To promote sustainability within a company, one has to evaluate how the company thinks and acts. The Steinbeis Transfer Center for Applied Management helps clients to identify potential starting points, develop strategies, introduce systems for managing environmental and sustainability issues, and optimize processes.
Formulating and implementing a sustainability strategy is about much more than just honing your image. It has to be lived out and believed in. Even if operating sustainably has a positive influence on your image, environmentally friendly policies that promote the preservation of resources also offer the potential to improve business performance. Saving resources in the long term promotes sustainable success and, for example, compensates for rising energy costs. Showing that you are committed to sustainability helps companies with their activities in public areas, boosting team motivation and making it easier to attract qualified workers. To leverage the benefits of sustainability, the management of a company must be prepared to reflect on their own attitudes, to make them concrete, and to promote sustainable action within the company. But it is not only the managers of a company that are in a position to make valuable contributions to sustainable development, for example through the company vision. Workers are also able to add particular value through everyday actions by focusing on sustainable practices.
Depending on the company and its goals, a number of structural arrangements can be adopted to achieve this. For example, if a company is seeking direction it can look at how it interacts with society, its natural environment, and culture in general; it can use the pillars of sustainability, DIN standard ISO 26000 (which offers guidelines on taking social responsibility); or it can examine how it organizes processes to assess its carbon footprint. The German Education for Sustainable Development (BNE) program also offers a useful template for international training campaigns aimed at empowering individuals to think and act with the future in mind and take economic, ecological, and social factors into consideration. As well as imparting factual knowledge, the BNE program offers training on the values and skills that enable individuals to think with the horizon in mind, to take personal responsibility for their actions, to assume social responsibility, and to acquire interdisciplinary know-how. The aim of the education campaign is to provide individuals – including managers and their co-workers – with the competences they require to play an active role in shaping the future and taking responsibility.

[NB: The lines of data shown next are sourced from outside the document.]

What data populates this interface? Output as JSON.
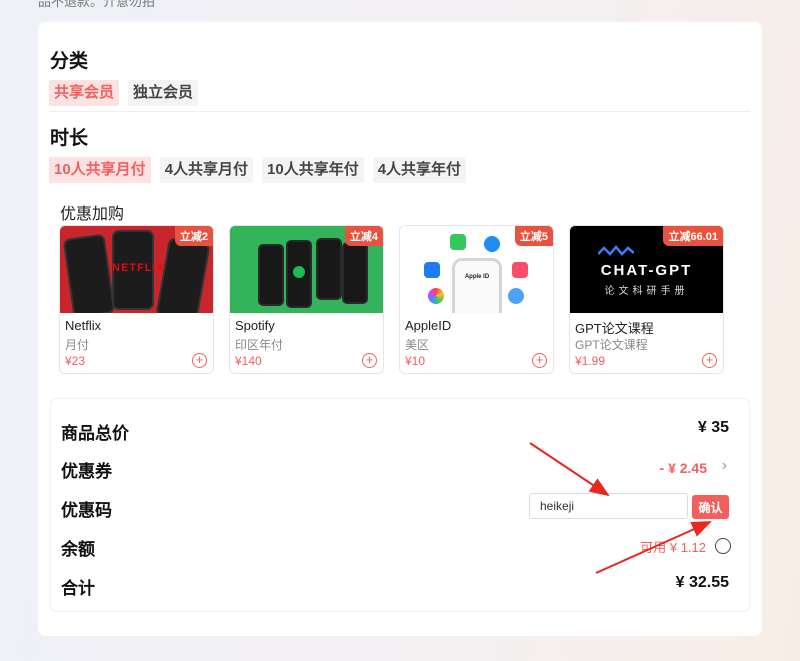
{
  "page_note": "品不退款。介意勿拍",
  "category": {
    "title": "分类",
    "options": [
      {
        "label": "共享会员",
        "active": true
      },
      {
        "label": "独立会员",
        "active": false
      }
    ]
  },
  "duration": {
    "title": "时长",
    "options": [
      {
        "label": "10人共享月付",
        "active": true
      },
      {
        "label": "4人共享月付",
        "active": false
      },
      {
        "label": "10人共享年付",
        "active": false
      },
      {
        "label": "4人共享年付",
        "active": false
      }
    ]
  },
  "addons": {
    "title": "优惠加购",
    "items": [
      {
        "name": "Netflix",
        "sub": "月付",
        "price": "¥23",
        "badge": "立减2",
        "thumb_logo": "NETFLIX",
        "add_icon": "plus-circle-icon"
      },
      {
        "name": "Spotify",
        "sub": "印区年付",
        "price": "¥140",
        "badge": "立减4",
        "add_icon": "plus-circle-icon"
      },
      {
        "name": "AppleID",
        "sub": "美区",
        "price": "¥10",
        "badge": "立减5",
        "thumb_text": "Apple ID",
        "add_icon": "plus-circle-icon"
      },
      {
        "name": "GPT论文课程",
        "sub": "GPT论文课程",
        "price": "¥1.99",
        "badge": "立减66.01",
        "thumb_title": "CHAT-GPT",
        "thumb_sub": "论文科研手册",
        "add_icon": "plus-circle-icon"
      }
    ]
  },
  "summary": {
    "total_label": "商品总价",
    "total_value": "¥ 35",
    "coupon_label": "优惠券",
    "coupon_value": "- ¥ 2.45",
    "code_label": "优惠码",
    "code_value": "heikeji",
    "confirm_label": "确认",
    "balance_label": "余额",
    "balance_text": "可用 ¥ 1.12",
    "sum_label": "合计",
    "sum_value": "¥ 32.55"
  },
  "colors": {
    "accent": "#f25f5c",
    "badge": "#e8533f",
    "annotation_arrow": "#e8281e"
  }
}
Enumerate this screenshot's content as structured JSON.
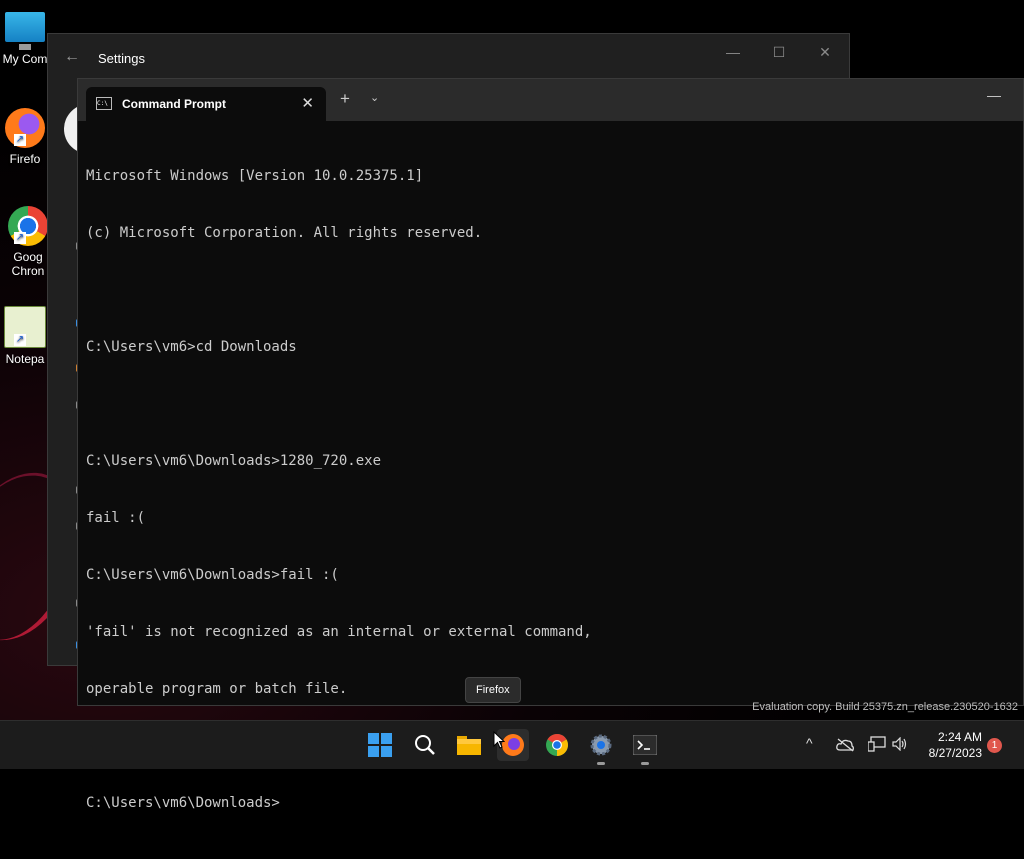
{
  "desktop": {
    "icons": [
      {
        "label": "My Com",
        "icon": "computer-icon"
      },
      {
        "label": "Firefo",
        "icon": "firefox-icon"
      },
      {
        "label": "Goog Chron",
        "icon": "chrome-icon"
      },
      {
        "label": "Notepa",
        "icon": "notepad-icon"
      }
    ]
  },
  "settings_window": {
    "title": "Settings",
    "controls": {
      "minimize": "—",
      "maximize": "☐",
      "close": "✕"
    }
  },
  "terminal": {
    "tab_label": "Command Prompt",
    "tab_icon_text": "C:\\",
    "tab_close": "✕",
    "new_tab": "+",
    "tab_menu": "⌄",
    "minimize": "—",
    "lines": [
      "Microsoft Windows [Version 10.0.25375.1]",
      "(c) Microsoft Corporation. All rights reserved.",
      "",
      "C:\\Users\\vm6>cd Downloads",
      "",
      "C:\\Users\\vm6\\Downloads>1280_720.exe",
      "fail :(",
      "C:\\Users\\vm6\\Downloads>fail :(",
      "'fail' is not recognized as an internal or external command,",
      "operable program or batch file.",
      "",
      "C:\\Users\\vm6\\Downloads>"
    ]
  },
  "tooltip": "Firefox",
  "watermark": "Evaluation copy. Build 25375.zn_release.230520-1632",
  "taskbar": {
    "items": [
      "start-icon",
      "search-icon",
      "file-explorer-icon",
      "firefox-icon",
      "chrome-icon",
      "settings-icon",
      "terminal-icon"
    ],
    "tray": {
      "chevron": "^",
      "time": "2:24 AM",
      "date": "8/27/2023",
      "notification_count": "1"
    }
  },
  "colors": {
    "accent": "#0078d4",
    "terminal_bg": "#0c0c0c",
    "terminal_text": "#cccccc",
    "taskbar_bg": "#1c1c1c"
  }
}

Engendering sustainable thinking within the company
To foster a closer understanding of sustainability, companies can use experiential methods in the form of business simulations. Simulations offer a playful approach to showing employees how they can transfer sustainable development to their area of work. Events revolving around sustainability can be organized in a number of ways, and it is useful to make sustainability tangible, to arouse interest in the topic, and to motivate people – not only internally, but also when it comes to customers and other stakeholders.

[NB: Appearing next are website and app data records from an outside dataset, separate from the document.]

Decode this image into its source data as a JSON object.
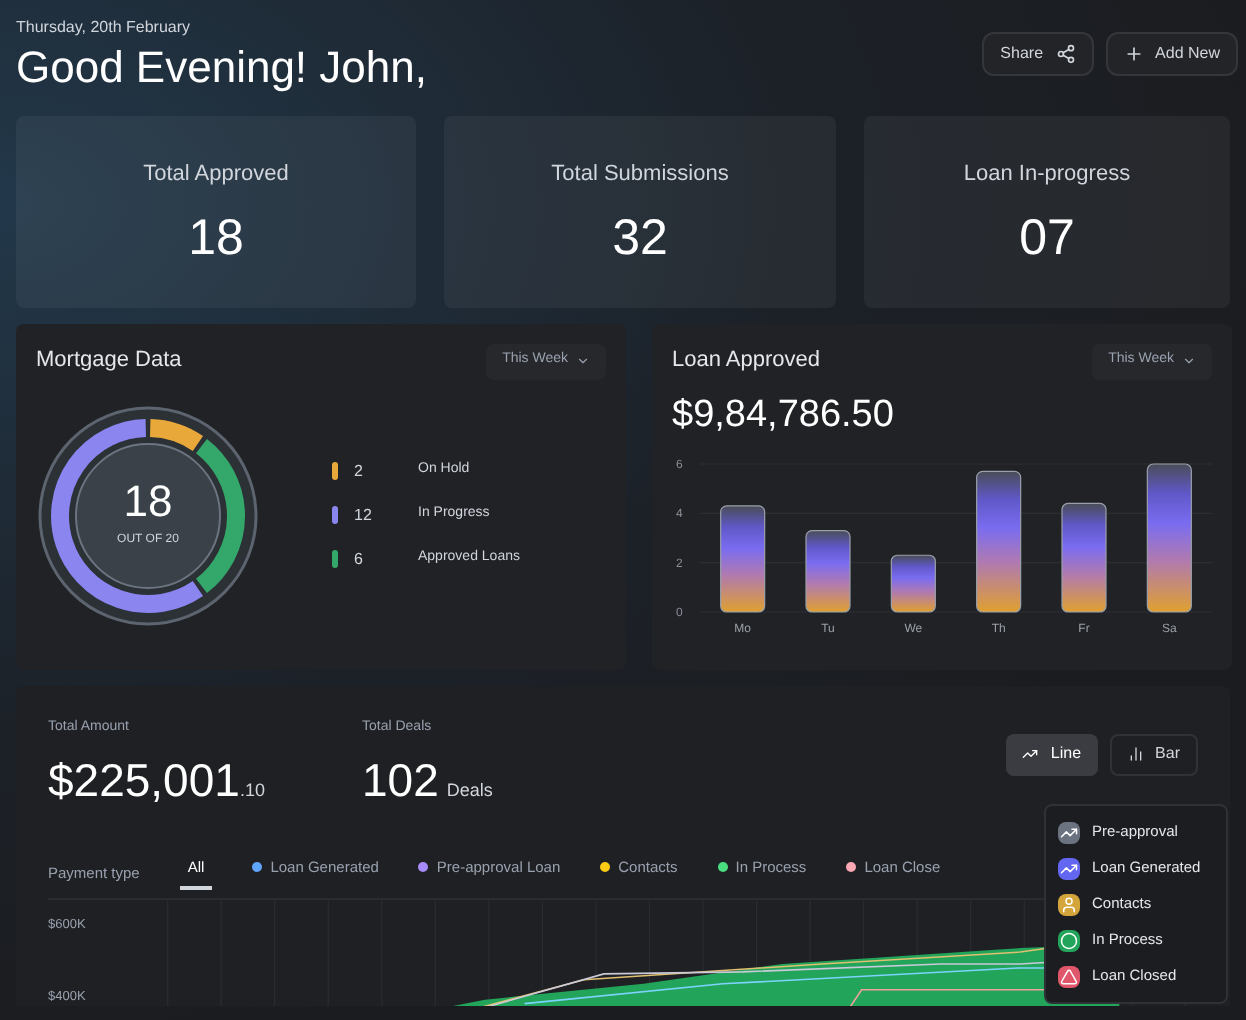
{
  "header": {
    "date": "Thursday, 20th February",
    "greeting": "Good Evening! John,",
    "buttons": [
      {
        "kind": "share",
        "label": "Share"
      },
      {
        "kind": "add",
        "label": "Add New"
      }
    ]
  },
  "stats": [
    {
      "label": "Total Approved",
      "value": "18"
    },
    {
      "label": "Total Submissions",
      "value": "32"
    },
    {
      "label": "Loan In-progress",
      "value": "07"
    }
  ],
  "mortgage": {
    "title": "Mortgage Data",
    "period": "This Week",
    "center_value": "18",
    "center_caption": "OUT OF 20",
    "legend": [
      {
        "count": "2",
        "label": "On Hold",
        "color": "#e9a93a"
      },
      {
        "count": "12",
        "label": "In Progress",
        "color": "#8b85f0"
      },
      {
        "count": "6",
        "label": "Approved Loans",
        "color": "#34a86a"
      }
    ]
  },
  "loan_approved": {
    "title": "Loan Approved",
    "period": "This Week",
    "amount": "$9,84,786.50",
    "chart_data": {
      "type": "bar",
      "categories": [
        "Mo",
        "Tu",
        "We",
        "Th",
        "Fr",
        "Sa"
      ],
      "values": [
        4.3,
        3.3,
        2.3,
        5.7,
        4.4,
        6
      ],
      "ylim": [
        0,
        6
      ],
      "grid": true,
      "yticks": [
        0,
        2,
        4,
        6
      ]
    }
  },
  "summary": {
    "total_amount_label": "Total Amount",
    "total_amount": "$225,001",
    "total_amount_cents": ".10",
    "total_deals_label": "Total Deals",
    "total_deals": "102",
    "deals_unit": "Deals",
    "view_toggle": [
      {
        "kind": "line",
        "label": "Line",
        "selected": true
      },
      {
        "kind": "bar",
        "label": "Bar",
        "selected": false
      }
    ],
    "payment_type_label": "Payment type",
    "filters": [
      {
        "label": "All",
        "selected": true
      },
      {
        "label": "Loan Generated",
        "selected": false,
        "color": "#60a5fa"
      },
      {
        "label": "Pre-approval Loan",
        "selected": false,
        "color": "#a78bfa"
      },
      {
        "label": "Contacts",
        "selected": false,
        "color": "#facc15"
      },
      {
        "label": "In Process",
        "selected": false,
        "color": "#4ade80"
      },
      {
        "label": "Loan Close",
        "selected": false,
        "color": "#f9a8b4"
      }
    ],
    "y_axis_labels": [
      "$600K",
      "$400K"
    ],
    "menu": [
      {
        "label": "Pre-approval",
        "color": "#6b7280"
      },
      {
        "label": "Loan Generated",
        "color": "#6366f1"
      },
      {
        "label": "Contacts",
        "color": "#d4a53a"
      },
      {
        "label": "In Process",
        "color": "#22a55a"
      },
      {
        "label": "Loan Closed",
        "color": "#e0566a"
      }
    ]
  }
}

Sustainability secures the future
One of the aims of sustainability is to be prepared for the future, to be in a position to satisfy the needs of future generations. As such, there are scientific, technical, normative, and ethical aspects to sustainable development, and in addition to its multifarious potential to fuel conflict, it also offers a variety of potential solutions to different problems. As Ulrich Holzbaur and his team know from experience, implementing sustainable development within companies requires a structured approach revolving around the goals and the given situation faced by every company and its managers. As the Steinbeis Entrepreneur emphasizes: “It’s important to create awareness for this topic, because sustainability offers a whole raft of benefits – it enhances corporate image, there’s potential to cut costs, and you bolster customer loyalty and staff motivation. Last but not least, and this is the crucial point, the company makes its own contribution to creating a livable future.”